New Mexico board OKs $21M loan for spaceport

New Mexico's governor and state board members approved New Mexico's governor and state board members approved the loan for Spaceport America to build two visitor centers that are anticipated to draw 200,000 annual visitors. (Oct. 22, 2010) Photo Credit: AP

advertisement | advertise on newsday

SANTA FE, N.M. - Spaceport America, the center for outer space travel built with nearly a quarter-billion dollars in taxpayer money, is taking out a $21-million loan to build two visitor centers in southern New Mexico.

Gov. Susana Martinez said the centers are a crucial element for drawing visitors to the spaceport, where Richard Branson's Virgin Galactic plans to take tourists into space for $200,000 a head. Virgin Galactic has said those flights could begin by year's end.

The spaceport's business model also relies on an anticipated 200,000 annual visitors to the facility, which will feature a variety of space-related attractions for families.

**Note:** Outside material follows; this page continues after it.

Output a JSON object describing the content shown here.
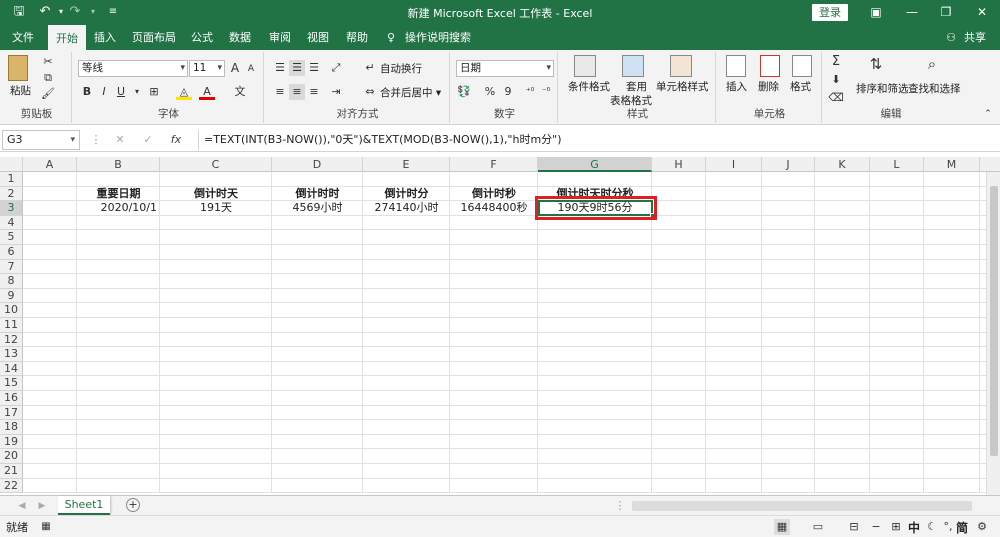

Martinez and other members of the New Mexico state board of finance voted unanimously Wednesday to let the Spaceport Authority seek the private loans for the centers, despite concerns the state could be left holding the tab.

The spaceport's $209-million budget two years ago had some $15 million targeted for the visitor centers. But that shrunk as other expenses mounted, including an appropriation of $7 million to extend the runway at the request of anchor tenant Virgin Galactic. State funds were used to design the visitor buildings and buy land, but the authority needs a loan to build them, officials said.

Spaceport officials said they have several banks interested in financing the projects, and a loan could be secured in about 30 days. Construction could begin soon after that.

"We are thrilled," executive director Christine Anderson told the Albuquerque Journal after the meeting. "This was critical for the success of our business model."

Anderson said the spaceport authority will pay back the loan using revenue from visitor fees and an annual licensing fee from a third-party vendor that will operate the centers. Some board members expressed concern the state could be forced to pay back the loan if the visitor numbers prove to be overly optimistic.

One of the visitor centers would be built at Spaceport America itself. A smaller one would be built off Interstate 25 near city Truth or Consequences. From there, visitors would be shuttled about 30 miles to the spaceport.

The latest LI business news in your inbox daily. Get the Biz Briefing newsletter!

Comments

Newsday.com now uses Facebook for our comment boards. Please read our guidelines and connect your Facebook account to comment.

You also may be interested in: